> Problem to work on
Once the pictures are removed, output the remaining entries exactly as given.

Records drawn from a dataset:
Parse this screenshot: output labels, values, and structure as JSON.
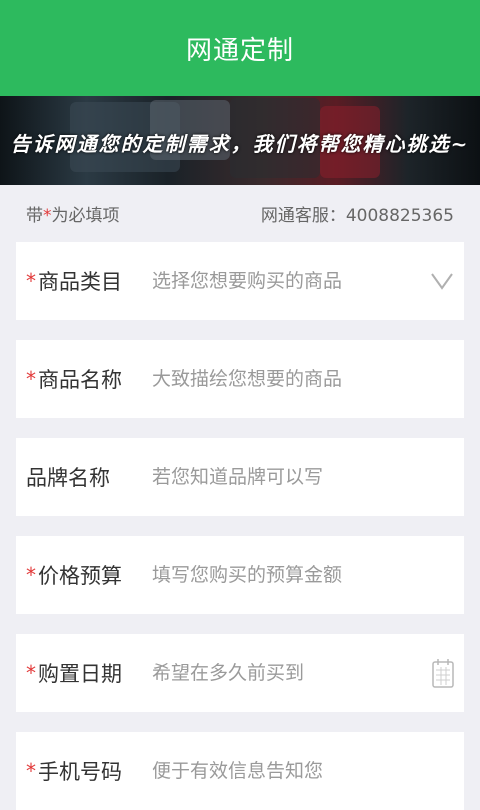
{
  "header": {
    "title": "网通定制"
  },
  "banner": {
    "slogan": "告诉网通您的定制需求，我们将帮您精心挑选~"
  },
  "notice": {
    "prefix": "带",
    "star": "*",
    "suffix": "为必填项",
    "hotline": "网通客服：4008825365"
  },
  "form": {
    "fields": [
      {
        "label": "商品类目",
        "required": true,
        "placeholder": "选择您想要购买的商品",
        "icon": "chevron-down-icon"
      },
      {
        "label": "商品名称",
        "required": true,
        "placeholder": "大致描绘您想要的商品"
      },
      {
        "label": "品牌名称",
        "required": false,
        "placeholder": "若您知道品牌可以写"
      },
      {
        "label": "价格预算",
        "required": true,
        "placeholder": "填写您购买的预算金额"
      },
      {
        "label": "购置日期",
        "required": true,
        "placeholder": "希望在多久前买到",
        "icon": "calendar-icon"
      },
      {
        "label": "手机号码",
        "required": true,
        "placeholder": "便于有效信息告知您"
      }
    ],
    "required_mark": "*"
  },
  "colors": {
    "brand": "#2dba5e",
    "required": "#e23a3a",
    "background": "#efeff4"
  }
}
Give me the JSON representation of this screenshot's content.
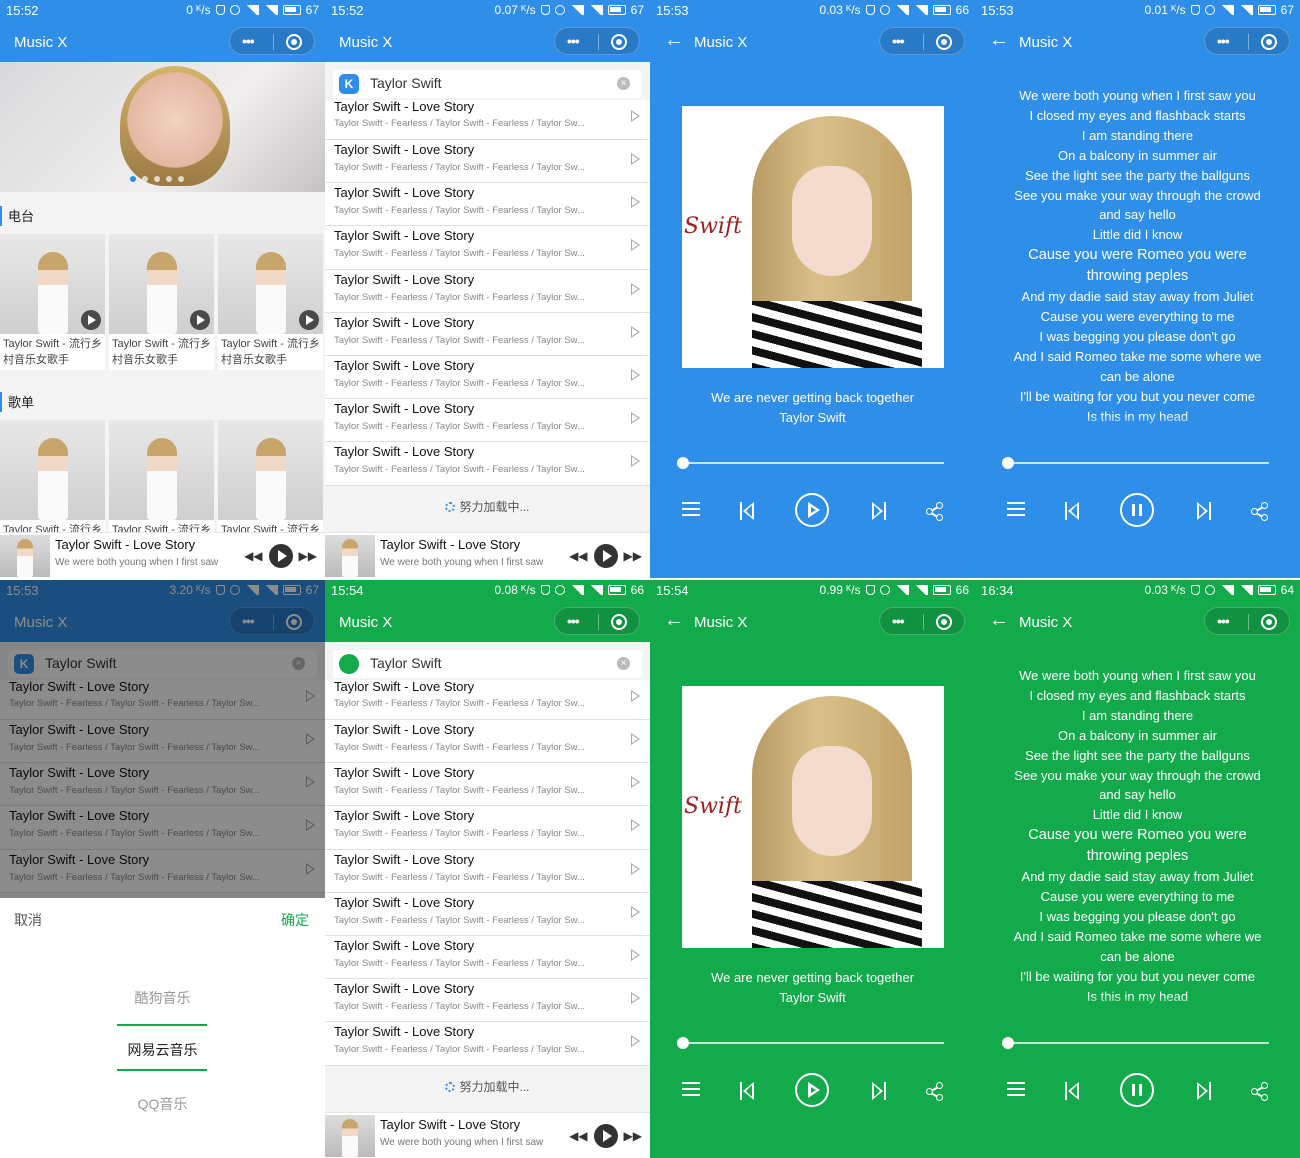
{
  "app_title": "Music X",
  "colors": {
    "blue": "#2f8ee8",
    "green": "#13aa4b"
  },
  "screens": [
    {
      "status": {
        "time": "15:52",
        "speed": "0 ᴷ/s",
        "battery": "67"
      }
    },
    {
      "status": {
        "time": "15:52",
        "speed": "0.07 ᴷ/s",
        "battery": "67"
      }
    },
    {
      "status": {
        "time": "15:53",
        "speed": "0.03 ᴷ/s",
        "battery": "66"
      }
    },
    {
      "status": {
        "time": "15:53",
        "speed": "0.01 ᴷ/s",
        "battery": "67"
      }
    },
    {
      "status": {
        "time": "15:53",
        "speed": "3.20 ᴷ/s",
        "battery": "67"
      }
    },
    {
      "status": {
        "time": "15:54",
        "speed": "0.08 ᴷ/s",
        "battery": "66"
      }
    },
    {
      "status": {
        "time": "15:54",
        "speed": "0.99 ᴷ/s",
        "battery": "66"
      }
    },
    {
      "status": {
        "time": "16:34",
        "speed": "0.03 ᴷ/s",
        "battery": "64"
      }
    }
  ],
  "home": {
    "section_radio": "电台",
    "section_playlist": "歌单",
    "card_caption_line1": "Taylor Swift - 流行乡",
    "card_caption_line2": "村音乐女歌手",
    "playlist_caption": "Taylor Swift - 流行乡"
  },
  "search": {
    "query": "Taylor Swift",
    "kugou_logo": "K",
    "loading": "努力加载中..."
  },
  "result": {
    "title": "Taylor Swift - Love Story",
    "subtitle": "Taylor Swift - Fearless / Taylor Swift - Fearless / Taylor Sw..."
  },
  "mini_player": {
    "title": "Taylor Swift - Love Story",
    "subtitle": "We were both young when I first saw ..."
  },
  "now_playing": {
    "song": "We are never getting back together",
    "artist": "Taylor Swift",
    "cover_signature": "Swift",
    "progress": 0.0
  },
  "lyrics": [
    {
      "text": "We were both young when I first saw you",
      "big": false
    },
    {
      "text": "I closed my eyes and flashback starts",
      "big": false
    },
    {
      "text": "I am standing there",
      "big": false
    },
    {
      "text": "On a balcony in summer air",
      "big": false
    },
    {
      "text": "See the light see the party the ballguns",
      "big": false
    },
    {
      "text": "See you make your way through the crowd",
      "big": false
    },
    {
      "text": "and say hello",
      "big": false
    },
    {
      "text": "Little did I know",
      "big": false
    },
    {
      "text": "Cause you were Romeo you were",
      "big": true
    },
    {
      "text": "throwing peples",
      "big": true
    },
    {
      "text": "And my dadie said stay away from Juliet",
      "big": false
    },
    {
      "text": "Cause you were everything to me",
      "big": false
    },
    {
      "text": "I was begging you please don't go",
      "big": false
    },
    {
      "text": "And I said Romeo take me some where we",
      "big": false
    },
    {
      "text": "can be alone",
      "big": false
    },
    {
      "text": "I'll be waiting for you but you never come",
      "big": false
    },
    {
      "text": "Is this in my head",
      "big": false
    }
  ],
  "picker": {
    "cancel": "取消",
    "confirm": "确定",
    "options": [
      "酷狗音乐",
      "网易云音乐",
      "QQ音乐"
    ],
    "selected": 1
  }
}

> Exercise solution
Parse this screenshot: output labels, values, and structure as JSON.
{
  "header": {
    "title": "网通定制"
  },
  "banner": {
    "slogan": "告诉网通您的定制需求，我们将帮您精心挑选~"
  },
  "notice": {
    "prefix": "带",
    "star": "*",
    "suffix": "为必填项",
    "hotline": "网通客服：4008825365"
  },
  "form": {
    "fields": [
      {
        "label": "商品类目",
        "required": true,
        "placeholder": "选择您想要购买的商品",
        "icon": "chevron-down-icon"
      },
      {
        "label": "商品名称",
        "required": true,
        "placeholder": "大致描绘您想要的商品"
      },
      {
        "label": "品牌名称",
        "required": false,
        "placeholder": "若您知道品牌可以写"
      },
      {
        "label": "价格预算",
        "required": true,
        "placeholder": "填写您购买的预算金额"
      },
      {
        "label": "购置日期",
        "required": true,
        "placeholder": "希望在多久前买到",
        "icon": "calendar-icon"
      },
      {
        "label": "手机号码",
        "required": true,
        "placeholder": "便于有效信息告知您"
      }
    ],
    "required_mark": "*"
  },
  "colors": {
    "brand": "#2dba5e",
    "required": "#e23a3a",
    "background": "#efeff4"
  }
}
Give me the JSON representation of this screenshot's content.
{
  "app_title": "Music X",
  "colors": {
    "blue": "#2f8ee8",
    "green": "#13aa4b"
  },
  "screens": [
    {
      "status": {
        "time": "15:52",
        "speed": "0 ᴷ/s",
        "battery": "67"
      }
    },
    {
      "status": {
        "time": "15:52",
        "speed": "0.07 ᴷ/s",
        "battery": "67"
      }
    },
    {
      "status": {
        "time": "15:53",
        "speed": "0.03 ᴷ/s",
        "battery": "66"
      }
    },
    {
      "status": {
        "time": "15:53",
        "speed": "0.01 ᴷ/s",
        "battery": "67"
      }
    },
    {
      "status": {
        "time": "15:53",
        "speed": "3.20 ᴷ/s",
        "battery": "67"
      }
    },
    {
      "status": {
        "time": "15:54",
        "speed": "0.08 ᴷ/s",
        "battery": "66"
      }
    },
    {
      "status": {
        "time": "15:54",
        "speed": "0.99 ᴷ/s",
        "battery": "66"
      }
    },
    {
      "status": {
        "time": "16:34",
        "speed": "0.03 ᴷ/s",
        "battery": "64"
      }
    }
  ],
  "home": {
    "section_radio": "电台",
    "section_playlist": "歌单",
    "card_caption_line1": "Taylor Swift - 流行乡",
    "card_caption_line2": "村音乐女歌手",
    "playlist_caption": "Taylor Swift - 流行乡"
  },
  "search": {
    "query": "Taylor Swift",
    "kugou_logo": "K",
    "loading": "努力加载中..."
  },
  "result": {
    "title": "Taylor Swift - Love Story",
    "subtitle": "Taylor Swift - Fearless / Taylor Swift - Fearless / Taylor Sw..."
  },
  "mini_player": {
    "title": "Taylor Swift - Love Story",
    "subtitle": "We were both young when I first saw ..."
  },
  "now_playing": {
    "song": "We are never getting back together",
    "artist": "Taylor Swift",
    "cover_signature": "Swift",
    "progress": 0.0
  },
  "lyrics": [
    {
      "text": "We were both young when I first saw you",
      "big": false
    },
    {
      "text": "I closed my eyes and flashback starts",
      "big": false
    },
    {
      "text": "I am standing there",
      "big": false
    },
    {
      "text": "On a balcony in summer air",
      "big": false
    },
    {
      "text": "See the light see the party the ballguns",
      "big": false
    },
    {
      "text": "See you make your way through the crowd",
      "big": false
    },
    {
      "text": "and say hello",
      "big": false
    },
    {
      "text": "Little did I know",
      "big": false
    },
    {
      "text": "Cause you were Romeo you were",
      "big": true
    },
    {
      "text": "throwing peples",
      "big": true
    },
    {
      "text": "And my dadie said stay away from Juliet",
      "big": false
    },
    {
      "text": "Cause you were everything to me",
      "big": false
    },
    {
      "text": "I was begging you please don't go",
      "big": false
    },
    {
      "text": "And I said Romeo take me some where we",
      "big": false
    },
    {
      "text": "can be alone",
      "big": false
    },
    {
      "text": "I'll be waiting for you but you never come",
      "big": false
    },
    {
      "text": "Is this in my head",
      "big": false
    }
  ],
  "picker": {
    "cancel": "取消",
    "confirm": "确定",
    "options": [
      "酷狗音乐",
      "网易云音乐",
      "QQ音乐"
    ],
    "selected": 1
  }
}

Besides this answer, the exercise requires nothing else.